I took time to read the Tribunal and Appeal Court verdicts on the Imo State governorship tussle and one cardinal basis on which they threw away all the petitions including that of Hope Uzodinma of APC declared winner by the Supreme Court from a fourth position was that most of the evidences adduced were not based on documents produced by witnesses and that most of them testified on the basis of hearsay. On that account they gave no weight to the contention of Uzodinma that some votes in some units were not counted. It was specifically said that INEC should have helped him to canvas the position but INEC didn’t. So the question is what changed at the Supreme Court to the extent that the Supreme Court opted to assume the role of voters and the electoral umpire at the same time resurrecting dead votes, recounting and allocating. It was a dirty gamble and that is confirmed by the going forth and back that characterized the sitting over this appeal. A friend once told me that one thing wrong about subversion and fraud is that the process never synchronizes, that there would always be a missing link. Friends have sent me a data showing that after the Supreme Court allocations, there are discrepancies in terms of total accredited voters and valid votes cast at that election. I hope this is not true.
Many of us in recent past have read the Supreme Court scold courts about entering into the arena of electoral disputes. We have heard them clearly say only the people have a right to vote in persons into power. If this principle was followed in the Imo verdict, the best outcome would have been to order a rerun of elections in those contested 388 polling units said to be in Uzodinma’s political base. The refusal to accept those results was based on process and we all know what that means. So, what would have been the most justice-able in this circumstance should have been to ask INEC to go back and do a thorough job and by so doing allow the people to have a hold on the process.
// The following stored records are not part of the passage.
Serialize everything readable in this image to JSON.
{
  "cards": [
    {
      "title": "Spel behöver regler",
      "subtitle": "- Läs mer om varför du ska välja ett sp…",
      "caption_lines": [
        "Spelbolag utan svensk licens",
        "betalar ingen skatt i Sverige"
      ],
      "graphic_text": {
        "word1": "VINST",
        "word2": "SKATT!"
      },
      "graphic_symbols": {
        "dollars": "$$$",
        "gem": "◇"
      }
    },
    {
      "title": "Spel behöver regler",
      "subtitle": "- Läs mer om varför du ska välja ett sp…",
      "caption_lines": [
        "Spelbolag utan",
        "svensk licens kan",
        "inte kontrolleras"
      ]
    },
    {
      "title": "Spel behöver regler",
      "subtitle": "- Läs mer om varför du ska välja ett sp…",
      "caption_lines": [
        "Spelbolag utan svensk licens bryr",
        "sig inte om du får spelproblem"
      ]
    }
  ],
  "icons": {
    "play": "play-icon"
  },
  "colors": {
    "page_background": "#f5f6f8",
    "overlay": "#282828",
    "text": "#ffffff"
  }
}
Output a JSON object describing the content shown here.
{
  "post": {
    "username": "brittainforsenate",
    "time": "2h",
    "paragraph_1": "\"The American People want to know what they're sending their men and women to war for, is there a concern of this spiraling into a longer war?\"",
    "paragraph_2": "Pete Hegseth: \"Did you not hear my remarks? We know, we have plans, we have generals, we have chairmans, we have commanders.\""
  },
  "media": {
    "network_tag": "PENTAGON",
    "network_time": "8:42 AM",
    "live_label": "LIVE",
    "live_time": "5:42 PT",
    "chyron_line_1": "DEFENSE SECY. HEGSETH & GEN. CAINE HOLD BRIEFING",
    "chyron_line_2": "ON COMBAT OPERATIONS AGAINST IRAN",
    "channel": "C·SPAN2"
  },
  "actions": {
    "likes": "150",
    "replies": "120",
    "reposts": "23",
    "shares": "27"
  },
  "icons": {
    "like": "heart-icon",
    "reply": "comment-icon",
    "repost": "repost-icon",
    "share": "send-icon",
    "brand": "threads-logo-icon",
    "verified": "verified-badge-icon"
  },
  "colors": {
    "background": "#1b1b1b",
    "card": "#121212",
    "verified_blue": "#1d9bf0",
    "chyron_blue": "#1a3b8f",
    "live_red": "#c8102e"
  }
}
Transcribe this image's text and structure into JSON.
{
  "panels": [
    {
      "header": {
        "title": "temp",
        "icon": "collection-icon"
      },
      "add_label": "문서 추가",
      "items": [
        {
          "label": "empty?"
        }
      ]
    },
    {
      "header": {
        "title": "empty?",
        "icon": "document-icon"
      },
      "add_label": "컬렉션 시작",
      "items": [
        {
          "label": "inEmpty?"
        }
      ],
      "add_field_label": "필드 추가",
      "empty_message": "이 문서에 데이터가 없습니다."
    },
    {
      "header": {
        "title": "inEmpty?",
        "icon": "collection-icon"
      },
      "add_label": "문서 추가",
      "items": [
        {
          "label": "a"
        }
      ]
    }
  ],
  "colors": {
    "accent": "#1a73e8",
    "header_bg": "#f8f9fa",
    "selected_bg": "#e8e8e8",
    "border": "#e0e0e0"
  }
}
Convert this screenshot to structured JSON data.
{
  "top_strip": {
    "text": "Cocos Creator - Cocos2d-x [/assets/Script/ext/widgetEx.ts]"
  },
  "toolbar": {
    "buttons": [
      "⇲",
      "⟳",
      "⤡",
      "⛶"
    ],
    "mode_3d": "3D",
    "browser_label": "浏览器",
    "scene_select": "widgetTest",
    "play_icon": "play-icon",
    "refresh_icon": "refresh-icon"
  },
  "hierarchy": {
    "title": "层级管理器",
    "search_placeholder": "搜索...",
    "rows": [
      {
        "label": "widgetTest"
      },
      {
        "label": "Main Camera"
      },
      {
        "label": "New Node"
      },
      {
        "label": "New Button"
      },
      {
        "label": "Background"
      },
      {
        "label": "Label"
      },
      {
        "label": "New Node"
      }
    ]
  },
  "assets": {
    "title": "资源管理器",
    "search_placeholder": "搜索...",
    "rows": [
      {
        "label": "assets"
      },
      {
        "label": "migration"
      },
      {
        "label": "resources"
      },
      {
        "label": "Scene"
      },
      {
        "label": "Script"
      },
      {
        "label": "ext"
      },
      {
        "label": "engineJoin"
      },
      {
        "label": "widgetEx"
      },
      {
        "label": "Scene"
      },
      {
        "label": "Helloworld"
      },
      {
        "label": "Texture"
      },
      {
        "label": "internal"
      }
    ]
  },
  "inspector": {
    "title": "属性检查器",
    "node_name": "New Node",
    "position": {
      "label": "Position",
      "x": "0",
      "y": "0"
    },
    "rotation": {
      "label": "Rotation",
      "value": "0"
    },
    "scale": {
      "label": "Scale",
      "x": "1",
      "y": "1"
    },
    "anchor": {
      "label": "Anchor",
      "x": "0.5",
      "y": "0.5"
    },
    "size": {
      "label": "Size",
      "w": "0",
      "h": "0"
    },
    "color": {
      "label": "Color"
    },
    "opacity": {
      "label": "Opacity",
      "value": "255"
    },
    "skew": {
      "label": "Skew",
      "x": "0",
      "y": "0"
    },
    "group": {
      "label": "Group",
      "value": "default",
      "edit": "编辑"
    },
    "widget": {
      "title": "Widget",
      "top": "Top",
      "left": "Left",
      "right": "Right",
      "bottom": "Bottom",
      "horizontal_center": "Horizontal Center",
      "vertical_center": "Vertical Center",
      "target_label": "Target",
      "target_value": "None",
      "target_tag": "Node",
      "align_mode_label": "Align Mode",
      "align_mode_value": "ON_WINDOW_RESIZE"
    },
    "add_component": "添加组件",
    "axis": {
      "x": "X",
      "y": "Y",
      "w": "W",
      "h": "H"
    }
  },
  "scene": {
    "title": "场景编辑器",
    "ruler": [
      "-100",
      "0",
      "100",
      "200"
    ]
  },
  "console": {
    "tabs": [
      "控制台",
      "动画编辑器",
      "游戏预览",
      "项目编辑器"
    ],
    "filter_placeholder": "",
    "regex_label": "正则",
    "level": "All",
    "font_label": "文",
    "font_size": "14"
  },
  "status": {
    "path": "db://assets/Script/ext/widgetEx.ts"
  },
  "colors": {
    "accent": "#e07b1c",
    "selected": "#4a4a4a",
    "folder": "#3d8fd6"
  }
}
This didn’t suite the calculation, so Imo has a governor imposed by external forces. This is not democracy. Those pushing such buttons should be careful not to push the people into temptation.